Presnell said part of the discussion had been about setting up a before school program, and have talked about opening the buildings earlier.
“I understand some parents who have kids in K-2 and grades three through five are applauding this,” Renth said.
Teacher Suzanne Petersen, who teaches first grade in the district and is married to board member Petersen, spoke against the changes before meeting.
She is concerned that the longer day would negatively impact the young students, who have short attention spans.
Presnell addressed those concerns as well, saying that the extra time would allow for “specials”, or art, music, physical education and library classes.
In other business
▪ During public comment student Gabby Petersen, a junior at Mascoutah High School and the daughter of board member Tim Petersen, brought a petition signed by more than 140 students and teachers asking that the board keep the policy allowing certain seniors to be exempt from taking finals. Superintendent Fiegel said the administration and board had no plans to change the exemption, and seniors in good standing would not have to take finals this year.
▪ The board approved changing the district’s website to a more user-friendly site, one that would visually better reflect the community and also be easier to navigate. A committee told the board that the site had last been updated in the year 2000. The proposal is that School Messenger, which already does the voice mail blast, also be the vendor for the website. The proposed site would cost $13,875, an increase of $575 a year, which would include 24-hour assistance for teachers updating their pages, would integrate with the school messenger system, and it also would have a language translator.
Renth pointed out the cost increase was only four percent; Petersen quipped it would be “useable versus not usable.”
The board unanimously approved the change.
▪ The board also unanimously approved a company’s estimate to remove the asbestos from the office area at Mascoutah Middle School. The estimate is $39,760. Board member Matthew E. Stukenberg said that after this project, only one area in the district still has asbestos.
All schools will have different start and end times next year at the Mascoutah School District.

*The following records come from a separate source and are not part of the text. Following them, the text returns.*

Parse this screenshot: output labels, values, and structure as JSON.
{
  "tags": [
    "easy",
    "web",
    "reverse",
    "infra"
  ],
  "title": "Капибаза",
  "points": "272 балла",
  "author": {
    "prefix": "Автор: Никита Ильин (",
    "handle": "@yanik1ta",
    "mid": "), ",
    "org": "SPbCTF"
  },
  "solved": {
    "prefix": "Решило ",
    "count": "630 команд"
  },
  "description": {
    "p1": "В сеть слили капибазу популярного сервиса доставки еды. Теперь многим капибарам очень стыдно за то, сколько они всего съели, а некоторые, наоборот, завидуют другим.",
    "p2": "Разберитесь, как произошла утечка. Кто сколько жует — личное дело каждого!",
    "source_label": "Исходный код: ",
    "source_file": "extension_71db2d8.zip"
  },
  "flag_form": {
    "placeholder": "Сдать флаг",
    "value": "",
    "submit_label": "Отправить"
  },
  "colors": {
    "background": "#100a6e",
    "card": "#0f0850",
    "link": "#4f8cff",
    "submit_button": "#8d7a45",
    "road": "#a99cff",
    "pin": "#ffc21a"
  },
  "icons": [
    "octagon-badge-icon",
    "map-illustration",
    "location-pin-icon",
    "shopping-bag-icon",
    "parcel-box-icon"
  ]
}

Mascoutah, Scott and Wingate elementaries will start at 8:25 a.m. and dismiss at 3:25 p.m.
Mascoutah Middle School will start at 8:10 a.m. and dismiss at 3:15 pm.
Mascoutah High School will start at 7:55 a.m. and dismiss at 2:35 p.m.